• [TASK DESCRIPTION] The entries are to be duplicated exactly, though any picture in them must be omitted.

• [EXCERPTED RECORDS]
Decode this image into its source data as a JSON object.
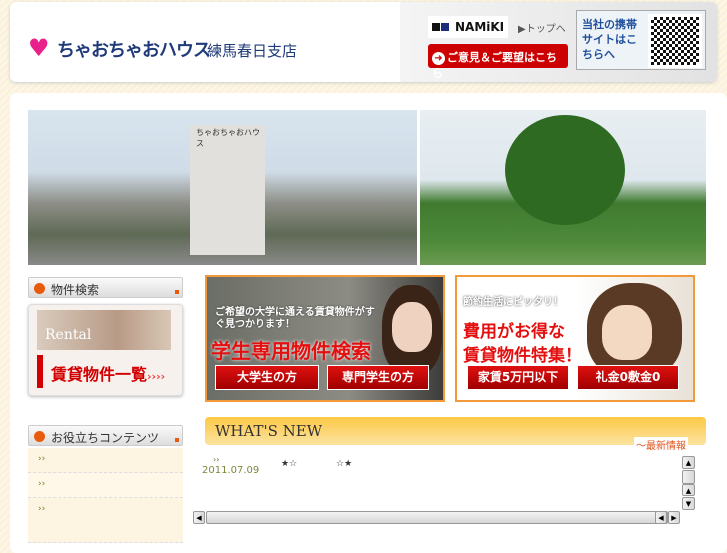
{
  "header": {
    "logo_text": "ちゃおちゃおハウス",
    "branch": "練馬春日支店",
    "namiki": "NAMiKI",
    "top_link": "トップへ",
    "opinion_button": "ご意見＆ご要望はこちら",
    "mobile_site": "当社の携帯サイトはこちらへ"
  },
  "photos": {
    "building_sign": "ちゃおちゃおハウス"
  },
  "sidebar": {
    "search_heading": "物件検索",
    "rental_en": "Rental",
    "rental_jp": "賃貸物件一覧",
    "rental_arrows": "››››",
    "useful_heading": "お役立ちコンテンツ",
    "useful_items": [
      "››",
      "››",
      "››"
    ]
  },
  "banners": {
    "student": {
      "sub": "ご希望の大学に通える賃貸物件がすぐ見つかります！",
      "title": "学生専用物件検索",
      "buttons": [
        "大学生の方",
        "専門学生の方"
      ]
    },
    "cheap": {
      "sub": "節約生活にピッタリ！",
      "title1": "費用がお得な",
      "title2": "賃貸物件特集！",
      "buttons": [
        "家賃5万円以下",
        "礼金0敷金0"
      ]
    }
  },
  "whats_new": {
    "title": "WHAT'S NEW",
    "subtitle": "～最新情報",
    "items": [
      {
        "marker": "››",
        "date": "2011.07.09",
        "stars1": "★☆",
        "stars2": "☆★"
      }
    ]
  }
}
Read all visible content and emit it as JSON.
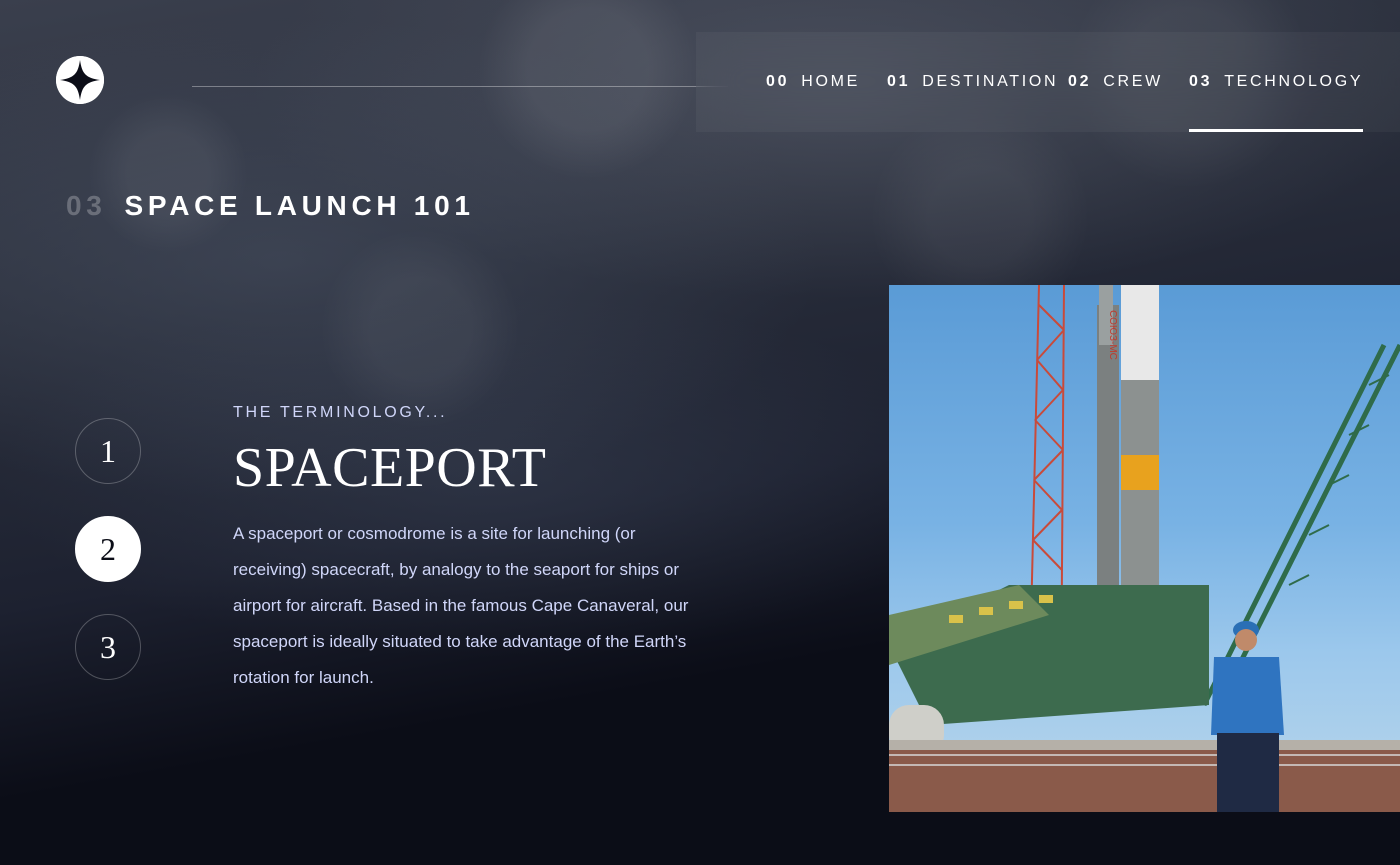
{
  "nav": {
    "items": [
      {
        "num": "00",
        "label": "HOME"
      },
      {
        "num": "01",
        "label": "DESTINATION"
      },
      {
        "num": "02",
        "label": "CREW"
      },
      {
        "num": "03",
        "label": "TECHNOLOGY"
      }
    ],
    "active_index": 3
  },
  "page": {
    "section_num": "03",
    "section_title": "SPACE LAUNCH 101"
  },
  "steps": [
    "1",
    "2",
    "3"
  ],
  "active_step": 2,
  "technology": {
    "eyebrow": "THE TERMINOLOGY...",
    "name": "SPACEPORT",
    "description": "A spaceport or cosmodrome is a site for launching (or receiving) spacecraft, by analogy to the seaport for ships or airport for aircraft. Based in the famous Cape Canaveral, our spaceport is ideally situated to take advantage of the Earth’s rotation for launch."
  },
  "photo": {
    "rocket_label": "СОЮЗ-МС"
  },
  "colors": {
    "background": "#0b0d17",
    "accent_light": "#d0d6f9",
    "white": "#ffffff"
  },
  "icons": {
    "logo": "four-point-star-logo-icon"
  }
}
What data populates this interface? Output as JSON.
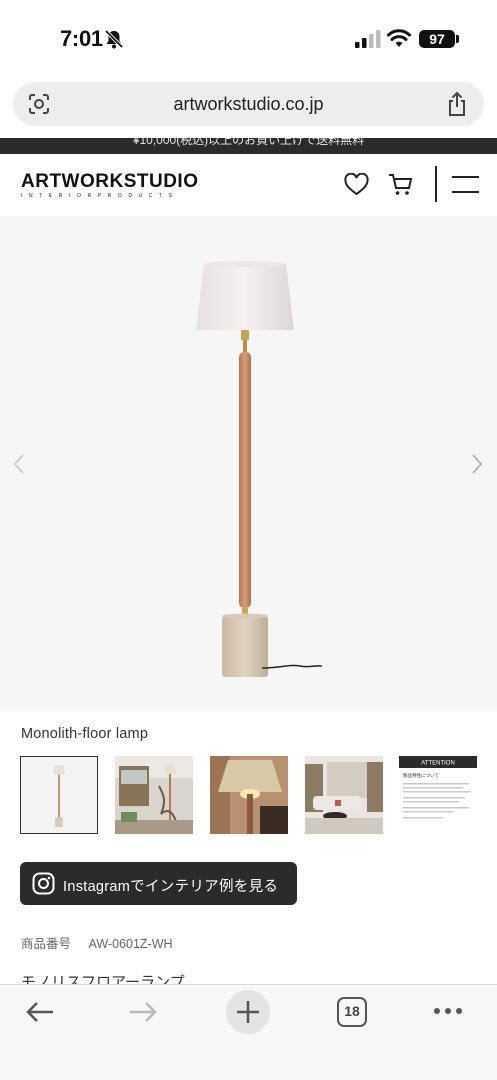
{
  "status_bar": {
    "time": "7:01",
    "battery": "97",
    "icons": [
      "bell-muted-icon",
      "signal-icon",
      "wifi-icon",
      "battery-icon"
    ]
  },
  "browser": {
    "url": "artworkstudio.co.jp",
    "icons": [
      "lens-icon",
      "share-icon"
    ]
  },
  "announcement": {
    "text": "¥10,000(税込)以上のお買い上げで送料無料"
  },
  "header": {
    "logo_main": "ARTWORKSTUDIO",
    "logo_sub": "INTERIORPRODUCTS",
    "icons": [
      "heart-icon",
      "cart-icon",
      "menu-icon"
    ]
  },
  "product": {
    "title": "Monolith-floor lamp",
    "code_label": "商品番号",
    "code_value": "AW-0601Z-WH",
    "name_jp": "モノリスフロアーランプ",
    "thumb_attention_title": "ATTENTION",
    "thumb_attention_heading": "製品特性について"
  },
  "instagram_button": {
    "label": "Instagramでインテリア例を見る"
  },
  "toolbar": {
    "tab_count": "18",
    "icons": [
      "back-arrow-icon",
      "forward-arrow-icon",
      "plus-icon",
      "tabs-icon",
      "more-icon"
    ]
  },
  "colors": {
    "dark_bar": "#2b2b2b",
    "url_bar_bg": "#ecedef",
    "hero_bg": "#f6f6f6",
    "lamp_wood": "#c8926a",
    "lamp_brass": "#c8a455"
  }
}
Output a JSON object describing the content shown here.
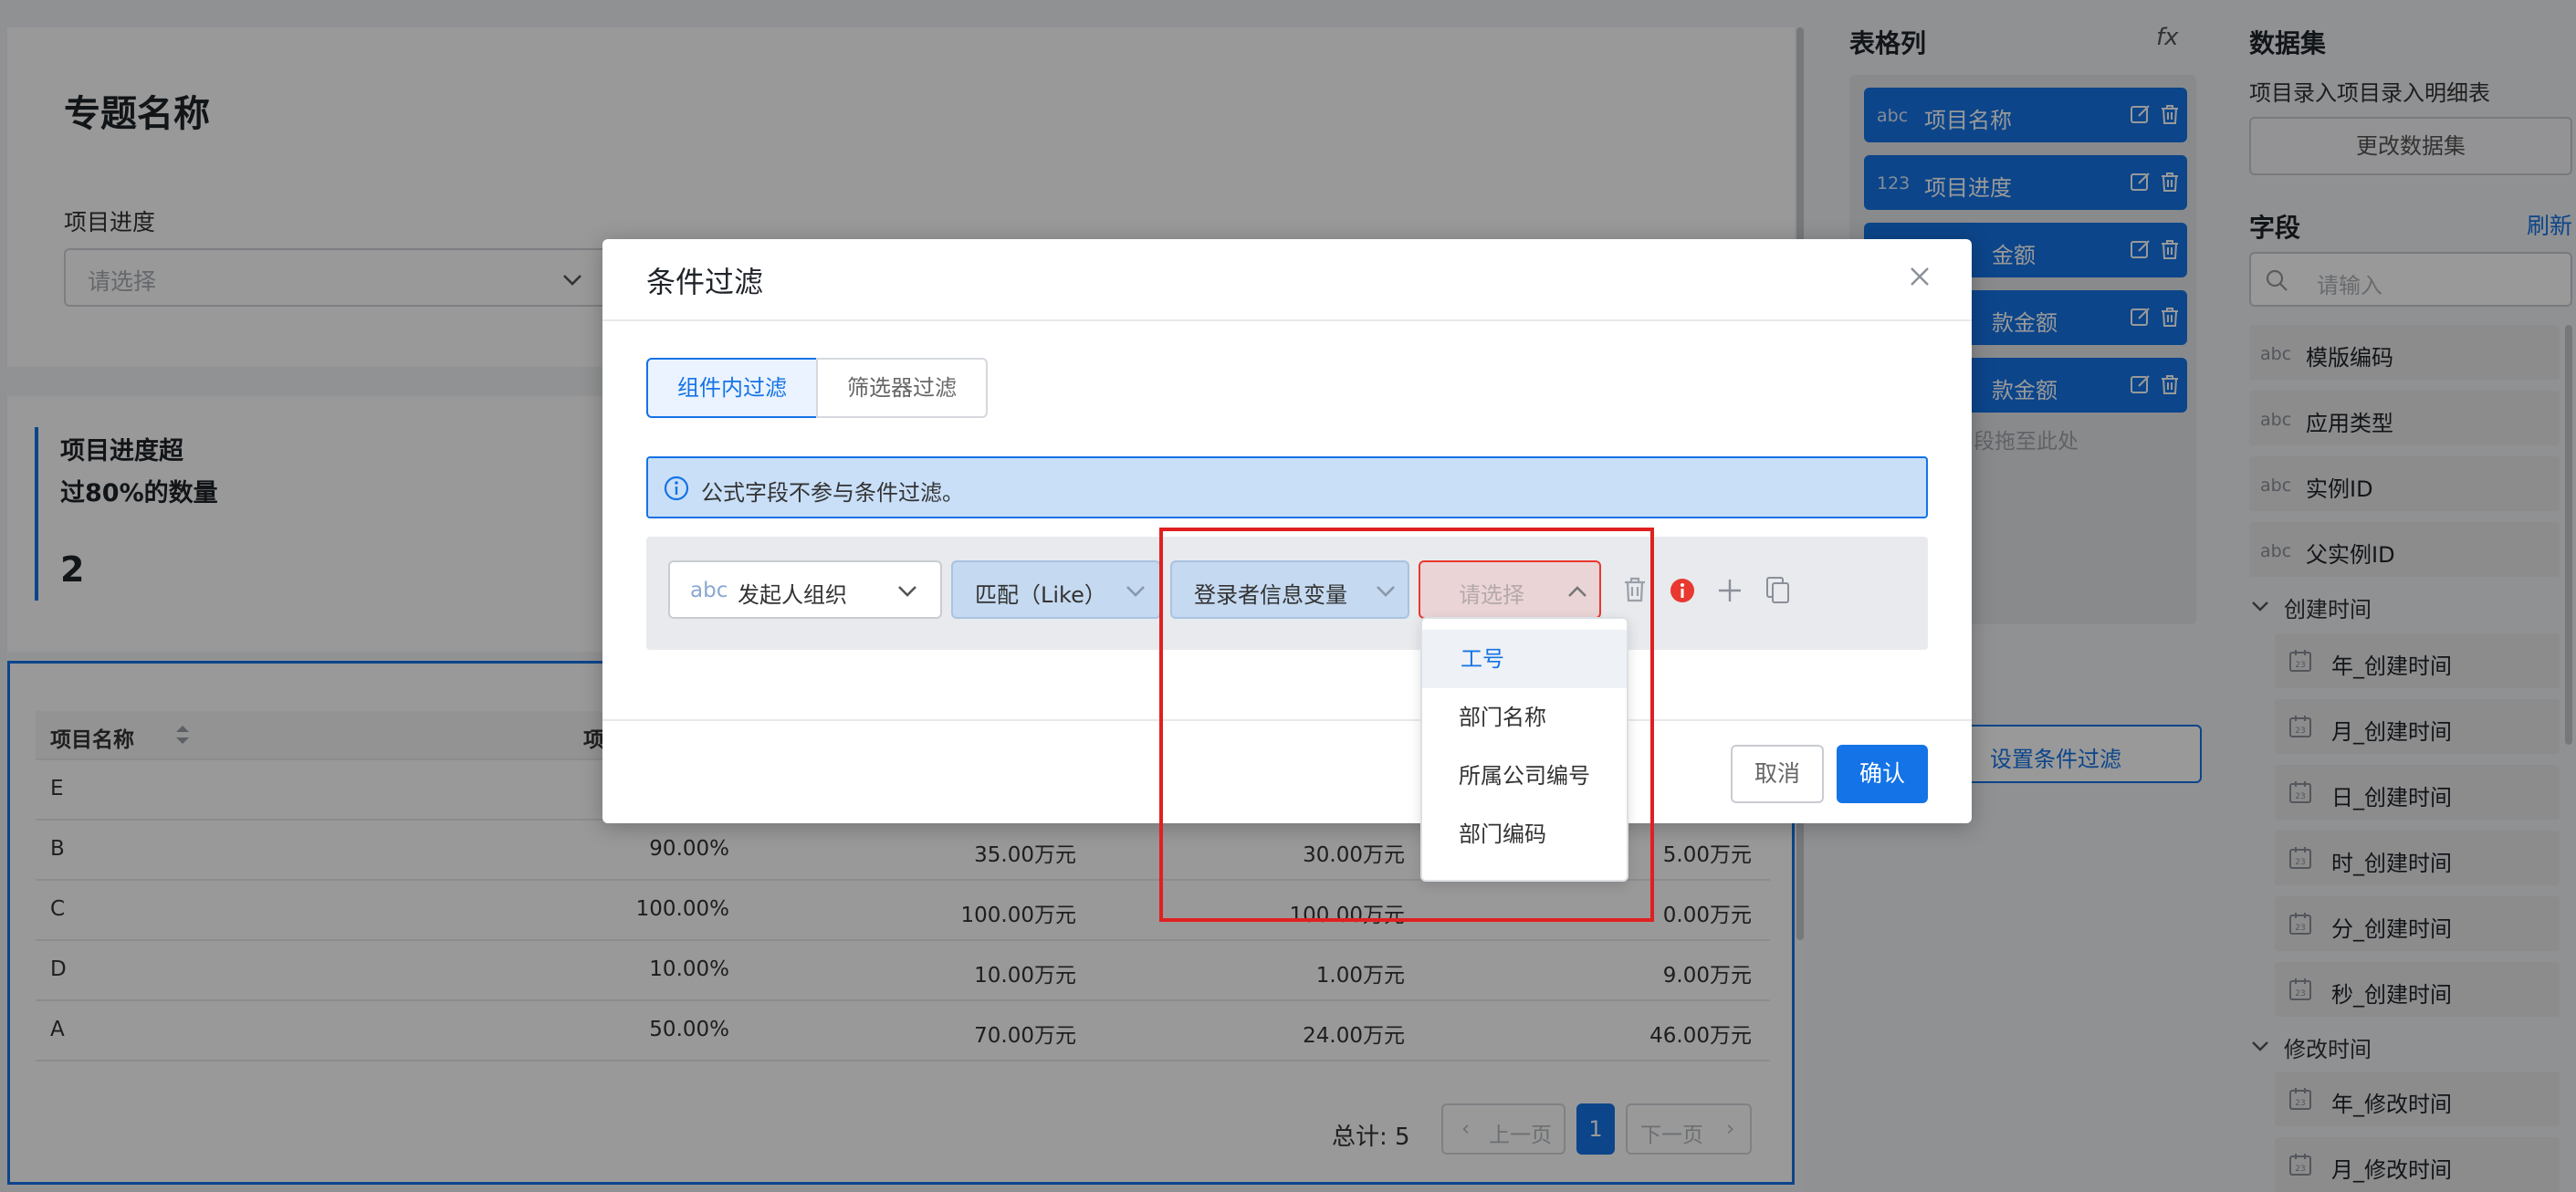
{
  "page": {
    "topic_title": "专题名称",
    "filter_label": "项目进度",
    "filter_placeholder": "请选择",
    "kpi": {
      "label_line1": "项目进度超",
      "label_line2": "过80%的数量",
      "value": "2"
    },
    "table": {
      "headers": [
        "项目名称",
        "项"
      ],
      "rows": [
        {
          "name": "E",
          "c1": "",
          "c2": "",
          "c3": "",
          "c4": ""
        },
        {
          "name": "B",
          "c1": "90.00%",
          "c2": "35.00万元",
          "c3": "30.00万元",
          "c4": "5.00万元"
        },
        {
          "name": "C",
          "c1": "100.00%",
          "c2": "100.00万元",
          "c3": "100.00万元",
          "c4": "0.00万元"
        },
        {
          "name": "D",
          "c1": "10.00%",
          "c2": "10.00万元",
          "c3": "1.00万元",
          "c4": "9.00万元"
        },
        {
          "name": "A",
          "c1": "50.00%",
          "c2": "70.00万元",
          "c3": "24.00万元",
          "c4": "46.00万元"
        }
      ],
      "total": "总计: 5",
      "prev": "上一页",
      "page": "1",
      "next": "下一页"
    }
  },
  "columns_panel": {
    "title": "表格列",
    "fx": "fx",
    "items": [
      {
        "type": "abc",
        "label": "项目名称"
      },
      {
        "type": "123",
        "label": "项目进度"
      },
      {
        "type": "",
        "label": "金额"
      },
      {
        "type": "",
        "label": "款金额"
      },
      {
        "type": "",
        "label": "款金额"
      }
    ],
    "drop_hint": "将字段拖至此处",
    "set_filter": "设置条件过滤"
  },
  "dataset_panel": {
    "title": "数据集",
    "dataset_name": "项目录入项目录入明细表",
    "change_btn": "更改数据集",
    "fields_title": "字段",
    "refresh": "刷新",
    "search_placeholder": "请输入",
    "fields": [
      {
        "type": "abc",
        "label": "模版编码"
      },
      {
        "type": "abc",
        "label": "应用类型"
      },
      {
        "type": "abc",
        "label": "实例ID"
      },
      {
        "type": "abc",
        "label": "父实例ID"
      }
    ],
    "group1": "创建时间",
    "group1_fields": [
      "年_创建时间",
      "月_创建时间",
      "日_创建时间",
      "时_创建时间",
      "分_创建时间",
      "秒_创建时间"
    ],
    "group2": "修改时间",
    "group2_fields": [
      "年_修改时间",
      "月_修改时间"
    ]
  },
  "modal": {
    "title": "条件过滤",
    "tabs": [
      "组件内过滤",
      "筛选器过滤"
    ],
    "info": "公式字段不参与条件过滤。",
    "condition": {
      "field_type": "abc",
      "field": "发起人组织",
      "operator": "匹配（Like）",
      "value_source": "登录者信息变量",
      "value_placeholder": "请选择"
    },
    "dropdown": [
      "工号",
      "部门名称",
      "所属公司编号",
      "部门编码"
    ],
    "cancel": "取消",
    "confirm": "确认"
  },
  "colors": {
    "primary": "#1473e6",
    "error": "#e8382f",
    "highlight": "#e02020"
  }
}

• [OUTPUT FOR THIS TASK]
Decode this image into its source data as a JSON object.
{
  "header": {
    "logo_text": "ちゃおちゃおハウス",
    "branch": "練馬春日支店",
    "namiki": "NAMiKI",
    "top_link": "トップへ",
    "opinion_button": "ご意見＆ご要望はこちら",
    "mobile_site": "当社の携帯サイトはこちらへ"
  },
  "photos": {
    "building_sign": "ちゃおちゃおハウス"
  },
  "sidebar": {
    "search_heading": "物件検索",
    "rental_en": "Rental",
    "rental_jp": "賃貸物件一覧",
    "rental_arrows": "››››",
    "useful_heading": "お役立ちコンテンツ",
    "useful_items": [
      "››",
      "››",
      "››"
    ]
  },
  "banners": {
    "student": {
      "sub": "ご希望の大学に通える賃貸物件がすぐ見つかります！",
      "title": "学生専用物件検索",
      "buttons": [
        "大学生の方",
        "専門学生の方"
      ]
    },
    "cheap": {
      "sub": "節約生活にピッタリ！",
      "title1": "費用がお得な",
      "title2": "賃貸物件特集！",
      "buttons": [
        "家賃5万円以下",
        "礼金0敷金0"
      ]
    }
  },
  "whats_new": {
    "title": "WHAT'S NEW",
    "subtitle": "～最新情報",
    "items": [
      {
        "marker": "››",
        "date": "2011.07.09",
        "stars1": "★☆",
        "stars2": "☆★"
      }
    ]
  }
}
Read all visible content and emit it as JSON.
{
  "nav": {
    "items": [
      {
        "num": "00",
        "label": "HOME"
      },
      {
        "num": "01",
        "label": "DESTINATION"
      },
      {
        "num": "02",
        "label": "CREW"
      },
      {
        "num": "03",
        "label": "TECHNOLOGY"
      }
    ],
    "active_index": 3
  },
  "page": {
    "section_num": "03",
    "section_title": "SPACE LAUNCH 101"
  },
  "steps": [
    "1",
    "2",
    "3"
  ],
  "active_step": 2,
  "technology": {
    "eyebrow": "THE TERMINOLOGY...",
    "name": "SPACEPORT",
    "description": "A spaceport or cosmodrome is a site for launching (or receiving) spacecraft, by analogy to the seaport for ships or airport for aircraft. Based in the famous Cape Canaveral, our spaceport is ideally situated to take advantage of the Earth’s rotation for launch."
  },
  "photo": {
    "rocket_label": "СОЮЗ-МС"
  },
  "colors": {
    "background": "#0b0d17",
    "accent_light": "#d0d6f9",
    "white": "#ffffff"
  },
  "icons": {
    "logo": "four-point-star-logo-icon"
  }
}
What data populates this interface? Output as JSON.
{
  "status_bar": {
    "time": "7:01",
    "battery": "97",
    "icons": [
      "bell-muted-icon",
      "signal-icon",
      "wifi-icon",
      "battery-icon"
    ]
  },
  "browser": {
    "url": "artworkstudio.co.jp",
    "icons": [
      "lens-icon",
      "share-icon"
    ]
  },
  "announcement": {
    "text": "¥10,000(税込)以上のお買い上げで送料無料"
  },
  "header": {
    "logo_main": "ARTWORKSTUDIO",
    "logo_sub": "INTERIORPRODUCTS",
    "icons": [
      "heart-icon",
      "cart-icon",
      "menu-icon"
    ]
  },
  "product": {
    "title": "Monolith-floor lamp",
    "code_label": "商品番号",
    "code_value": "AW-0601Z-WH",
    "name_jp": "モノリスフロアーランプ",
    "thumb_attention_title": "ATTENTION",
    "thumb_attention_heading": "製品特性について"
  },
  "instagram_button": {
    "label": "Instagramでインテリア例を見る"
  },
  "toolbar": {
    "tab_count": "18",
    "icons": [
      "back-arrow-icon",
      "forward-arrow-icon",
      "plus-icon",
      "tabs-icon",
      "more-icon"
    ]
  },
  "colors": {
    "dark_bar": "#2b2b2b",
    "url_bar_bg": "#ecedef",
    "hero_bg": "#f6f6f6",
    "lamp_wood": "#c8926a",
    "lamp_brass": "#c8a455"
  }
}
Output a JSON object describing the content shown here.
{
  "page": {
    "topic_title": "专题名称",
    "filter_label": "项目进度",
    "filter_placeholder": "请选择",
    "kpi": {
      "label_line1": "项目进度超",
      "label_line2": "过80%的数量",
      "value": "2"
    },
    "table": {
      "headers": [
        "项目名称",
        "项"
      ],
      "rows": [
        {
          "name": "E",
          "c1": "",
          "c2": "",
          "c3": "",
          "c4": ""
        },
        {
          "name": "B",
          "c1": "90.00%",
          "c2": "35.00万元",
          "c3": "30.00万元",
          "c4": "5.00万元"
        },
        {
          "name": "C",
          "c1": "100.00%",
          "c2": "100.00万元",
          "c3": "100.00万元",
          "c4": "0.00万元"
        },
        {
          "name": "D",
          "c1": "10.00%",
          "c2": "10.00万元",
          "c3": "1.00万元",
          "c4": "9.00万元"
        },
        {
          "name": "A",
          "c1": "50.00%",
          "c2": "70.00万元",
          "c3": "24.00万元",
          "c4": "46.00万元"
        }
      ],
      "total": "总计: 5",
      "prev": "上一页",
      "page": "1",
      "next": "下一页"
    }
  },
  "columns_panel": {
    "title": "表格列",
    "fx": "fx",
    "items": [
      {
        "type": "abc",
        "label": "项目名称"
      },
      {
        "type": "123",
        "label": "项目进度"
      },
      {
        "type": "",
        "label": "金额"
      },
      {
        "type": "",
        "label": "款金额"
      },
      {
        "type": "",
        "label": "款金额"
      }
    ],
    "drop_hint": "将字段拖至此处",
    "set_filter": "设置条件过滤"
  },
  "dataset_panel": {
    "title": "数据集",
    "dataset_name": "项目录入项目录入明细表",
    "change_btn": "更改数据集",
    "fields_title": "字段",
    "refresh": "刷新",
    "search_placeholder": "请输入",
    "fields": [
      {
        "type": "abc",
        "label": "模版编码"
      },
      {
        "type": "abc",
        "label": "应用类型"
      },
      {
        "type": "abc",
        "label": "实例ID"
      },
      {
        "type": "abc",
        "label": "父实例ID"
      }
    ],
    "group1": "创建时间",
    "group1_fields": [
      "年_创建时间",
      "月_创建时间",
      "日_创建时间",
      "时_创建时间",
      "分_创建时间",
      "秒_创建时间"
    ],
    "group2": "修改时间",
    "group2_fields": [
      "年_修改时间",
      "月_修改时间"
    ]
  },
  "modal": {
    "title": "条件过滤",
    "tabs": [
      "组件内过滤",
      "筛选器过滤"
    ],
    "info": "公式字段不参与条件过滤。",
    "condition": {
      "field_type": "abc",
      "field": "发起人组织",
      "operator": "匹配（Like）",
      "value_source": "登录者信息变量",
      "value_placeholder": "请选择"
    },
    "dropdown": [
      "工号",
      "部门名称",
      "所属公司编号",
      "部门编码"
    ],
    "cancel": "取消",
    "confirm": "确认"
  },
  "colors": {
    "primary": "#1473e6",
    "error": "#e8382f",
    "highlight": "#e02020"
  }
}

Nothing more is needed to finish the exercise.